2016 was a rough year. After Nov. 8, it became almost unlivable. In my case, a sustained state of anxiety and depression erupted occasionally into nausea and panic. Behaviors buried since the Bush era made their reappearance, and I even did some brand-new things, like physically threaten someone who called me a faggot.
Standing Rock Reservation – The tribe that led the fight against Energy Transfer Partner’s Dakota Access Pipeline is expanding its commitment as a leader in addressing climate change with the creation of a public power authority to develop a 235-megawatt (MW) wind farm. Anpetu Wi – which means “breaking of a new day” in Lakota – […]
To date, the Standing Rock Sioux Tribe has raised nearly $2 million from nine different philanthropic foundations for pre-development work.

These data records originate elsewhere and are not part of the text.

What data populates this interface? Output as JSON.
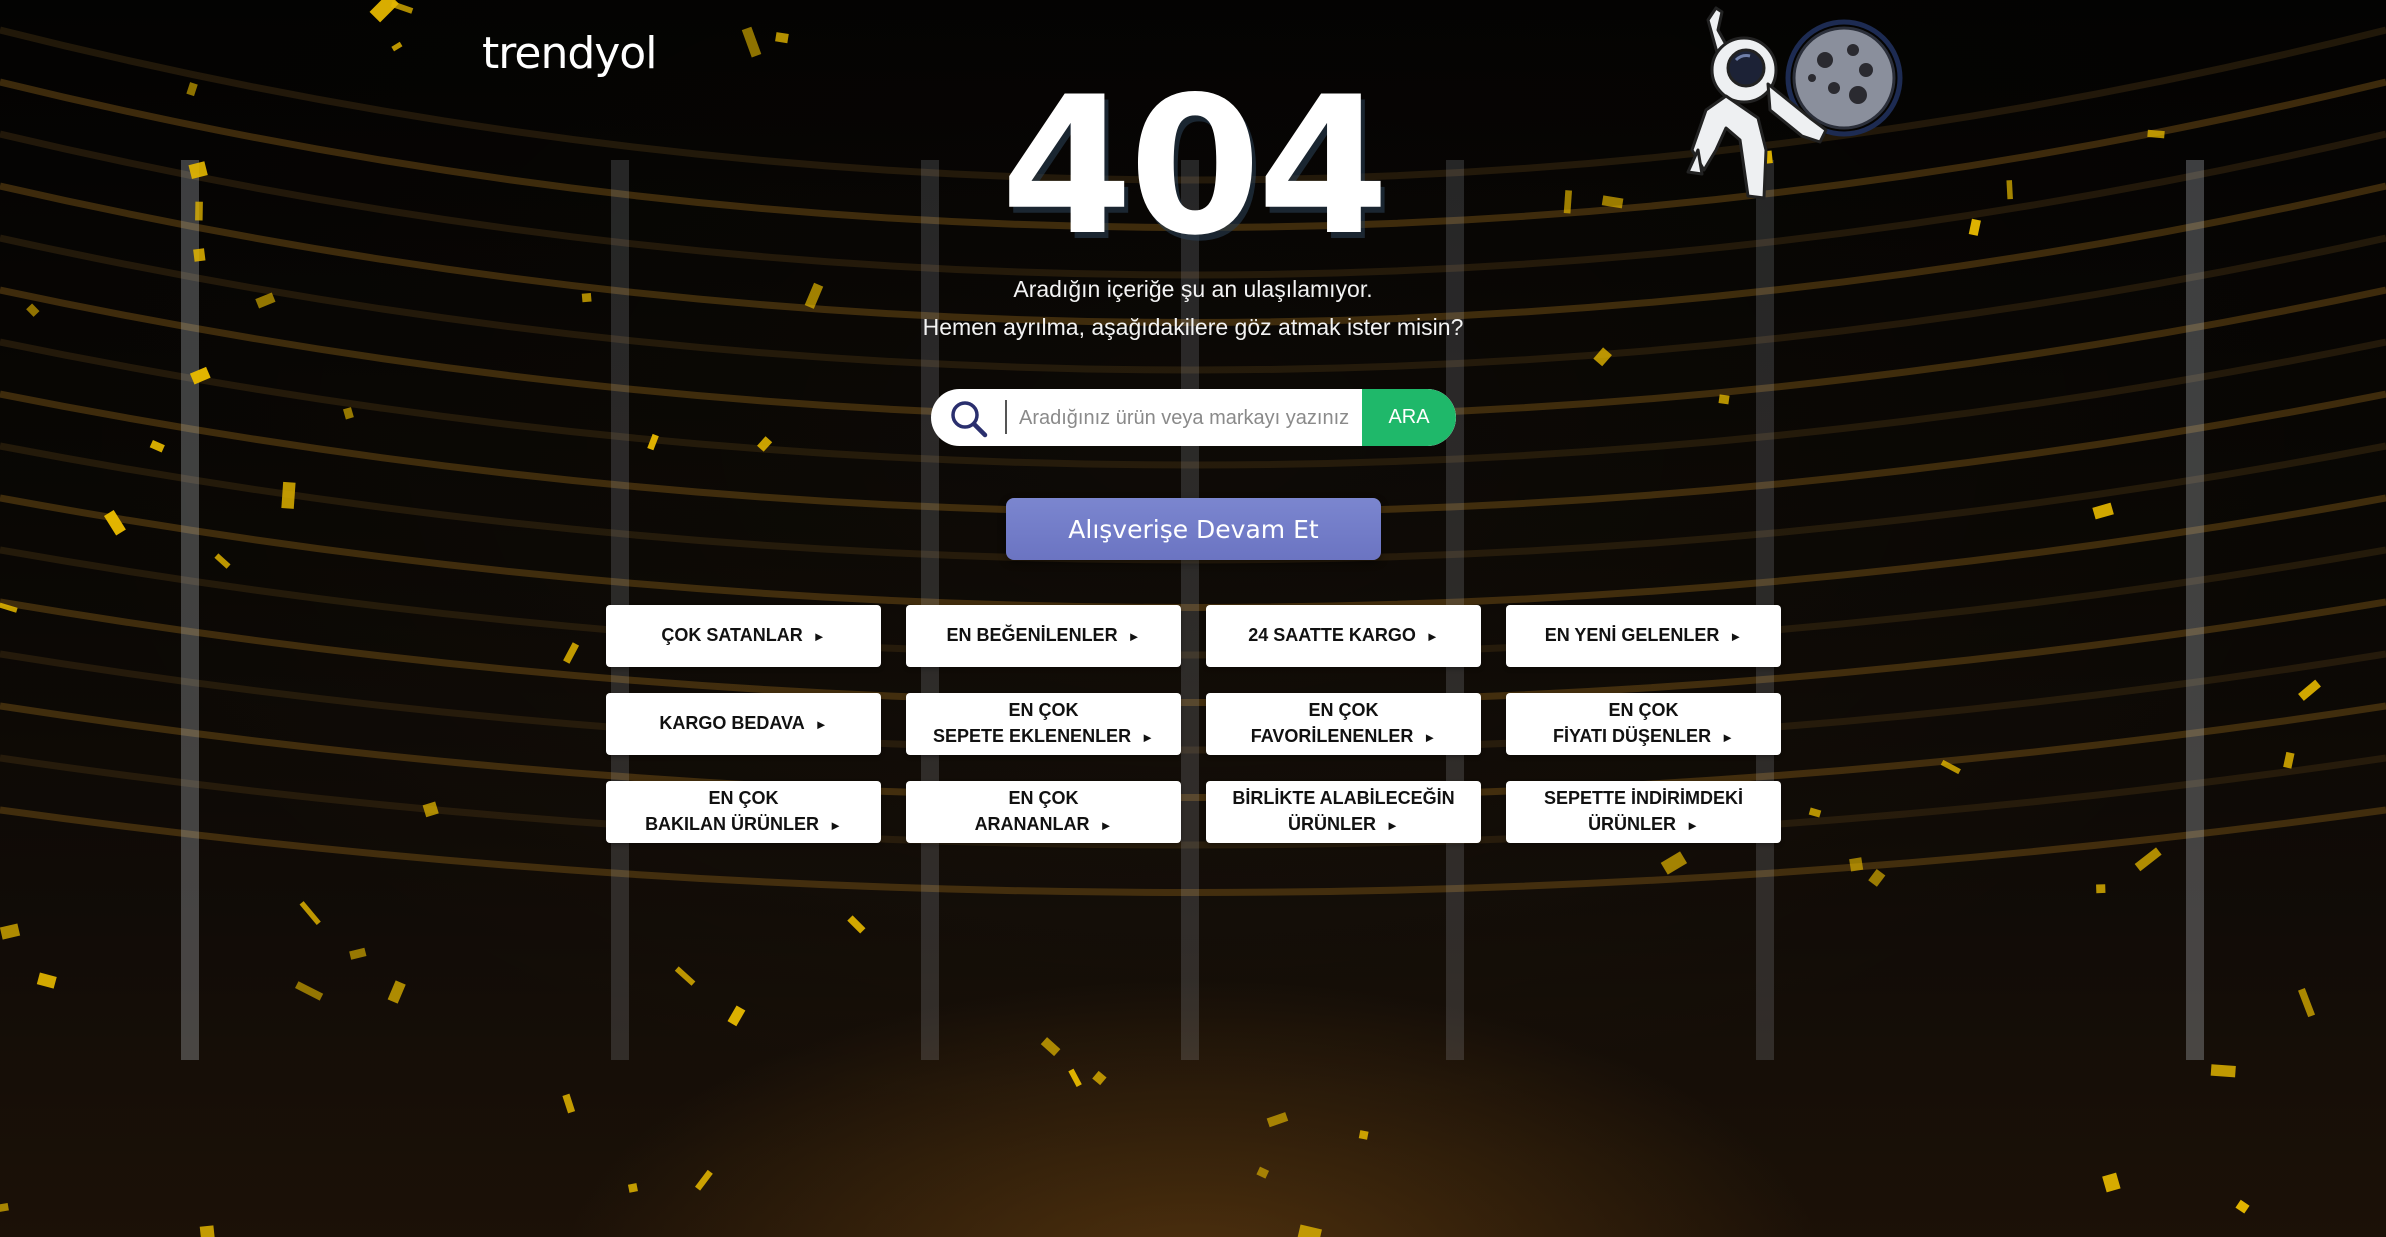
{
  "brand": {
    "logo_text": "trendyol"
  },
  "error": {
    "code": "404",
    "line1": "Aradığın içeriğe şu an ulaşılamıyor.",
    "line2": "Hemen ayrılma, aşağıdakilere göz atmak ister misin?"
  },
  "search": {
    "placeholder": "Aradığınız ürün veya markayı yazınız",
    "button_label": "ARA",
    "icon": "search-icon"
  },
  "cta": {
    "label": "Alışverişe Devam Et"
  },
  "shortcuts": [
    {
      "line1": "ÇOK SATANLAR",
      "line2": ""
    },
    {
      "line1": "EN BEĞENİLENLER",
      "line2": ""
    },
    {
      "line1": "24 SAATTE KARGO",
      "line2": ""
    },
    {
      "line1": "EN YENİ GELENLER",
      "line2": ""
    },
    {
      "line1": "KARGO BEDAVA",
      "line2": ""
    },
    {
      "line1": "EN ÇOK",
      "line2": "SEPETE EKLENENLER"
    },
    {
      "line1": "EN ÇOK",
      "line2": "FAVORİLENENLER"
    },
    {
      "line1": "EN ÇOK",
      "line2": "FİYATI DÜŞENLER"
    },
    {
      "line1": "EN ÇOK",
      "line2": "BAKILAN ÜRÜNLER"
    },
    {
      "line1": "EN ÇOK",
      "line2": "ARANANLAR"
    },
    {
      "line1": "BİRLİKTE ALABİLECEĞİN",
      "line2": "ÜRÜNLER"
    },
    {
      "line1": "SEPETTE İNDİRİMDEKİ",
      "line2": "ÜRÜNLER"
    }
  ],
  "arrow_glyph": "►",
  "colors": {
    "search_button": "#1fb86a",
    "cta": "#6f78c6",
    "confetti": "#e6b800"
  },
  "illustration": {
    "name": "astronaut-with-moon"
  }
}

Beginning in 2016 with the fight against the Dakota Access Pipeline, the project has been committed to stemming the effects of climate change, recently securing a $100,000 grant from NDN Collective, a Rapid City, South Dakota-based advocacy and funding group.
Chase Iron Eyes, a member of the Great Sioux Nation and Lead Counsel for the Lakota People’s Law Project talks about Standing Rock.
Correction: An archival source was named incorrectly in the credits of this video. The footage was provided by Digital Smoke Signals NOT Digital Smoke Screen…
Goodman said: “It is a great honor to be here today. The judge’s decision to reject the State’s Attorney Ladd Erickson’s attempt to prosecute a journalist—in this case, me—is a great vindication of the First Amendment.” And she added: “[W]e encourage all of the media to come here. We certainly will continue to cover this struggle.”
Amy Goodman Is Facing Jail Time for Reporting on the Dakota Access Pipeline. That Should Scare Us All.
Update: Case dismissed! On Monday, October 17, District Judge John Grinsteiner rejected the “riot” charge that had been leveled against Amy Goodman for her coverage of a September 3 Dakota Access Pipeline protest. Standing before the Morton County courthouse, surrounded by supporters, Goodman said: “It is a great honor to be here today.
2 1/2 years later still relevant as then
This is one of the tracks that led me to seek out the music of Turtle Island.
In November 2016, the Anishinaabe artist Jim Denomie was following the news closely. Thousands of indigenous and environmental activists had gathered in North Dakota to protest the construction of the Dakota Access pipeline. “I have a history of painting about history,” he said recently. “And I saw this as history in the making.”